» **DATA PROVIDED**
● ● ● ● ● ● ●
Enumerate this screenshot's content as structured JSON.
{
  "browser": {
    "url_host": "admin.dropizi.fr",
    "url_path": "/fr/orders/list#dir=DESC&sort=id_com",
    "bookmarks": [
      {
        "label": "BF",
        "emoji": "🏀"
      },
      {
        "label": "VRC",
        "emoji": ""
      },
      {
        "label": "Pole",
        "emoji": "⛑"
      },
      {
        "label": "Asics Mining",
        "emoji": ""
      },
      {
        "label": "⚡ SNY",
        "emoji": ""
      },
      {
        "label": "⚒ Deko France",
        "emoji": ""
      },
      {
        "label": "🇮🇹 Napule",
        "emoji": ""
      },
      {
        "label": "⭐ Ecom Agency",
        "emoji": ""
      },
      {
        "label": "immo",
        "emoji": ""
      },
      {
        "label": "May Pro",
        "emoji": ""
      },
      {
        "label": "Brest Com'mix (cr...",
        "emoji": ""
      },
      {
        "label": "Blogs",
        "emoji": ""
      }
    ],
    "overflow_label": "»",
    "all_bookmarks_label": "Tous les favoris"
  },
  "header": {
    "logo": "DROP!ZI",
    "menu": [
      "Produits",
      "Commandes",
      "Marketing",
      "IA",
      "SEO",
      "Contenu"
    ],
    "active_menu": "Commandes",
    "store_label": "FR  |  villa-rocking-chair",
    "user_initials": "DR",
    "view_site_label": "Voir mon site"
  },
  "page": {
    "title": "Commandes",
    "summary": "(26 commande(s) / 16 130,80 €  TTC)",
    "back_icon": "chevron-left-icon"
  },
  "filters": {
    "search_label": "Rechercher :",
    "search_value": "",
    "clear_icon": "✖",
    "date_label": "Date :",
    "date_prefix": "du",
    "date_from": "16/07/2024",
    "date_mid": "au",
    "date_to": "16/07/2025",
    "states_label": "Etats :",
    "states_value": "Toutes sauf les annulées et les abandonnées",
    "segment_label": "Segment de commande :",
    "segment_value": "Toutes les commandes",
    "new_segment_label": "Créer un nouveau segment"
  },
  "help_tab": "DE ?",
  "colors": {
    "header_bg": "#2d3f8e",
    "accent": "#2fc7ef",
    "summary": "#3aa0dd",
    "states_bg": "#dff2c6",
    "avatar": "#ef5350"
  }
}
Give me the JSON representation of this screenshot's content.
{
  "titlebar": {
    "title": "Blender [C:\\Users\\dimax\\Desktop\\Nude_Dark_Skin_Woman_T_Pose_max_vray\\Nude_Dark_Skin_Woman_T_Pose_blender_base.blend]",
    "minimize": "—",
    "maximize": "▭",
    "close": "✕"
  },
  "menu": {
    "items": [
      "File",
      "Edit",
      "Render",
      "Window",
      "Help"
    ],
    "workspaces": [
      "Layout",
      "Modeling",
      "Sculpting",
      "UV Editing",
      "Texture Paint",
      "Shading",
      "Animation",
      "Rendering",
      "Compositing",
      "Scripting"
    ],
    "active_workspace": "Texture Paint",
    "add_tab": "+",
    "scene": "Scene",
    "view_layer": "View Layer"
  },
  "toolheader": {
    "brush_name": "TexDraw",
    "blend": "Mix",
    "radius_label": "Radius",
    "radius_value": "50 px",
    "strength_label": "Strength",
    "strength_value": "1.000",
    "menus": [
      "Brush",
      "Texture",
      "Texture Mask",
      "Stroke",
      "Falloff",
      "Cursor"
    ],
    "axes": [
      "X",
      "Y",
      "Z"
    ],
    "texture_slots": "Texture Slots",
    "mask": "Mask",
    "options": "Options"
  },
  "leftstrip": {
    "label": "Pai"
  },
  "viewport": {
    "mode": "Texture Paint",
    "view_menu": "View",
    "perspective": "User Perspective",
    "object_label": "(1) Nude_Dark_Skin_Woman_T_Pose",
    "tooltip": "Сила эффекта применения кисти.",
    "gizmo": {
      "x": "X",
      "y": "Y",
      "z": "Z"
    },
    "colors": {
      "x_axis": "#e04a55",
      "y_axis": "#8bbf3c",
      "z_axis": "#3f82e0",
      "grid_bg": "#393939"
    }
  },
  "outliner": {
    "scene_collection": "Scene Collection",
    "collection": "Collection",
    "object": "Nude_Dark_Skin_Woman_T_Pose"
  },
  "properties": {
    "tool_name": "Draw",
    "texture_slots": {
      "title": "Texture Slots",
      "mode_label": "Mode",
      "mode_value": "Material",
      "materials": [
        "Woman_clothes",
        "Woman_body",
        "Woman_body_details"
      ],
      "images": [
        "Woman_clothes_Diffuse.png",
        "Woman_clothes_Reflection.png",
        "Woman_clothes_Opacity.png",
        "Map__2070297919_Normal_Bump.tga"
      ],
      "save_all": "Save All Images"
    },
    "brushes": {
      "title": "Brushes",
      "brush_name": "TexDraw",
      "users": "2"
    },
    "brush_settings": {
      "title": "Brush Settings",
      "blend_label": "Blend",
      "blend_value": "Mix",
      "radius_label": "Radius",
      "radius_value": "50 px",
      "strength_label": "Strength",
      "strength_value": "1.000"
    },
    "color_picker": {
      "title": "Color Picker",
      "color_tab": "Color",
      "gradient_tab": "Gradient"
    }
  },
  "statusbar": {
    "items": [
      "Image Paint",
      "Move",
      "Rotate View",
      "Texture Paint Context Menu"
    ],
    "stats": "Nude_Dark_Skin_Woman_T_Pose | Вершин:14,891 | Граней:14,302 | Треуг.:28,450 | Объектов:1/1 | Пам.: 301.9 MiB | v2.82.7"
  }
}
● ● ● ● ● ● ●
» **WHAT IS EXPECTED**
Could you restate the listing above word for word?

» **TASK RESULT**
Enumerate this screenshot's content as structured JSON.
{
  "browser": {
    "url_host": "admin.dropizi.fr",
    "url_path": "/fr/orders/list#dir=DESC&sort=id_com",
    "bookmarks": [
      {
        "label": "BF",
        "emoji": "🏀"
      },
      {
        "label": "VRC",
        "emoji": ""
      },
      {
        "label": "Pole",
        "emoji": "⛑"
      },
      {
        "label": "Asics Mining",
        "emoji": ""
      },
      {
        "label": "⚡ SNY",
        "emoji": ""
      },
      {
        "label": "⚒ Deko France",
        "emoji": ""
      },
      {
        "label": "🇮🇹 Napule",
        "emoji": ""
      },
      {
        "label": "⭐ Ecom Agency",
        "emoji": ""
      },
      {
        "label": "immo",
        "emoji": ""
      },
      {
        "label": "May Pro",
        "emoji": ""
      },
      {
        "label": "Brest Com'mix (cr...",
        "emoji": ""
      },
      {
        "label": "Blogs",
        "emoji": ""
      }
    ],
    "overflow_label": "»",
    "all_bookmarks_label": "Tous les favoris"
  },
  "header": {
    "logo": "DROP!ZI",
    "menu": [
      "Produits",
      "Commandes",
      "Marketing",
      "IA",
      "SEO",
      "Contenu"
    ],
    "active_menu": "Commandes",
    "store_label": "FR  |  villa-rocking-chair",
    "user_initials": "DR",
    "view_site_label": "Voir mon site"
  },
  "page": {
    "title": "Commandes",
    "summary": "(26 commande(s) / 16 130,80 €  TTC)",
    "back_icon": "chevron-left-icon"
  },
  "filters": {
    "search_label": "Rechercher :",
    "search_value": "",
    "clear_icon": "✖",
    "date_label": "Date :",
    "date_prefix": "du",
    "date_from": "16/07/2024",
    "date_mid": "au",
    "date_to": "16/07/2025",
    "states_label": "Etats :",
    "states_value": "Toutes sauf les annulées et les abandonnées",
    "segment_label": "Segment de commande :",
    "segment_value": "Toutes les commandes",
    "new_segment_label": "Créer un nouveau segment"
  },
  "help_tab": "DE ?",
  "colors": {
    "header_bg": "#2d3f8e",
    "accent": "#2fc7ef",
    "summary": "#3aa0dd",
    "states_bg": "#dff2c6",
    "avatar": "#ef5350"
  }
}
Give me the JSON representation of this screenshot's content.
{
  "titlebar": {
    "title": "Blender [C:\\Users\\dimax\\Desktop\\Nude_Dark_Skin_Woman_T_Pose_max_vray\\Nude_Dark_Skin_Woman_T_Pose_blender_base.blend]",
    "minimize": "—",
    "maximize": "▭",
    "close": "✕"
  },
  "menu": {
    "items": [
      "File",
      "Edit",
      "Render",
      "Window",
      "Help"
    ],
    "workspaces": [
      "Layout",
      "Modeling",
      "Sculpting",
      "UV Editing",
      "Texture Paint",
      "Shading",
      "Animation",
      "Rendering",
      "Compositing",
      "Scripting"
    ],
    "active_workspace": "Texture Paint",
    "add_tab": "+",
    "scene": "Scene",
    "view_layer": "View Layer"
  },
  "toolheader": {
    "brush_name": "TexDraw",
    "blend": "Mix",
    "radius_label": "Radius",
    "radius_value": "50 px",
    "strength_label": "Strength",
    "strength_value": "1.000",
    "menus": [
      "Brush",
      "Texture",
      "Texture Mask",
      "Stroke",
      "Falloff",
      "Cursor"
    ],
    "axes": [
      "X",
      "Y",
      "Z"
    ],
    "texture_slots": "Texture Slots",
    "mask": "Mask",
    "options": "Options"
  },
  "leftstrip": {
    "label": "Pai"
  },
  "viewport": {
    "mode": "Texture Paint",
    "view_menu": "View",
    "perspective": "User Perspective",
    "object_label": "(1) Nude_Dark_Skin_Woman_T_Pose",
    "tooltip": "Сила эффекта применения кисти.",
    "gizmo": {
      "x": "X",
      "y": "Y",
      "z": "Z"
    },
    "colors": {
      "x_axis": "#e04a55",
      "y_axis": "#8bbf3c",
      "z_axis": "#3f82e0",
      "grid_bg": "#393939"
    }
  },
  "outliner": {
    "scene_collection": "Scene Collection",
    "collection": "Collection",
    "object": "Nude_Dark_Skin_Woman_T_Pose"
  },
  "properties": {
    "tool_name": "Draw",
    "texture_slots": {
      "title": "Texture Slots",
      "mode_label": "Mode",
      "mode_value": "Material",
      "materials": [
        "Woman_clothes",
        "Woman_body",
        "Woman_body_details"
      ],
      "images": [
        "Woman_clothes_Diffuse.png",
        "Woman_clothes_Reflection.png",
        "Woman_clothes_Opacity.png",
        "Map__2070297919_Normal_Bump.tga"
      ],
      "save_all": "Save All Images"
    },
    "brushes": {
      "title": "Brushes",
      "brush_name": "TexDraw",
      "users": "2"
    },
    "brush_settings": {
      "title": "Brush Settings",
      "blend_label": "Blend",
      "blend_value": "Mix",
      "radius_label": "Radius",
      "radius_value": "50 px",
      "strength_label": "Strength",
      "strength_value": "1.000"
    },
    "color_picker": {
      "title": "Color Picker",
      "color_tab": "Color",
      "gradient_tab": "Gradient"
    }
  },
  "statusbar": {
    "items": [
      "Image Paint",
      "Move",
      "Rotate View",
      "Texture Paint Context Menu"
    ],
    "stats": "Nude_Dark_Skin_Woman_T_Pose | Вершин:14,891 | Граней:14,302 | Треуг.:28,450 | Объектов:1/1 | Пам.: 301.9 MiB | v2.82.7"
  }
}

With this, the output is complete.